We need not, however, address Hupy's arguments further because this Court lacks jurisdiction to review his challenge to Circuit Rule 4 since counsel's challenge has already been adjudicated here. Counsel is not a party to this appeal. One who is not a party to the record and judgment is not entitled to appeal therefrom. Rogers and Rogers v. National Union Fire Insurance Company, , F.2d , , No. 87-1868, slip op. 5 (7th Cir. December 30, 1988); Akins v. Board of Governors, No. 87-1961, slip op. 2-3 (7th Cir. January 30, 1989). Despite the attempts of counsel to cloak his challenge to Circuit Rule 4 in the interest of his client, the conclusion is inescapable that it is Attorney Hupy who is purportedly harmed by Circuit Rule 4, not De La Cruz.

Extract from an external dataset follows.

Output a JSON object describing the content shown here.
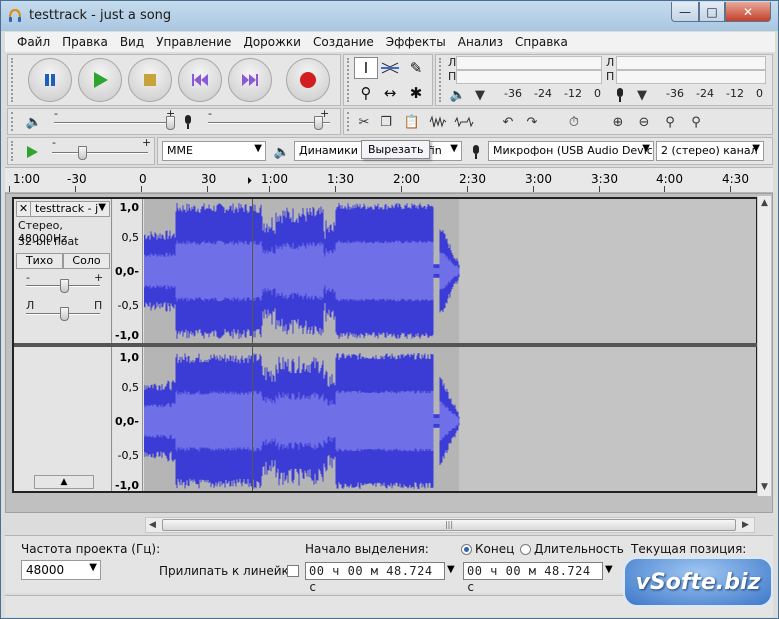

Hupy's motion for reconsideration en banc was denied by this Court. This Court will not consider for a third time Hupy's request to withdraw through his client's present appeal. Hupy's remedy was to seek Supreme Court review of this Court's denial of his motion to withdraw, rather than attempting to consolidate his appeal with that of his client. In contrast to United States v. Wilkins, 659 F.2d 769, 771 n.1 (7th Cir. 1981), certiorari denied, 454 U.S. 1102, 102 S. Ct. 681, 70 L. Ed. 2d 646 where we postponed ruling on counsel's motions to withdraw and responding to client's letters requesting appointment of new counsel until the client's case was considered, this Court has already disposed of the attorney's motion to withdraw. Hupy has exhausted his avenues for review in this Court rendering his present challenge non-justiciable. Indeed, counsel recognized the correct procedural route when he filed a motion for a stay of this Court's proceedings pending the filing and disposition of a petition for a writ of certiorari by the Supreme Court. That motion was denied by this Court on June 2, 1988. The matter was closed then and will not be reopened now.
At the time of defendant's sentencing, a conviction under 21 U.S.C. § 841(a)(1) carried a maximum penalty of fifteen years' imprisonment, a $125,000 fine, and a three-year special parole term. Judge Warren imposed the maximum prison sentence in spite of the fact that the government recommended ten years' imprisonment in return for defendant's guilty plea.
Defendant contends that the district judge took into consideration improper factors in his sentencing determination.*fn5 Specifically, defendant points to the remarks of Judge Warren regarding the defendant's status as a Cuban "boat person" contained in his presentencing comments:
No. 1, I am inclined to agree with the government that we know a lot more about Mr. De La Cruz now than we did the first time he was through court, and it doesn't make ...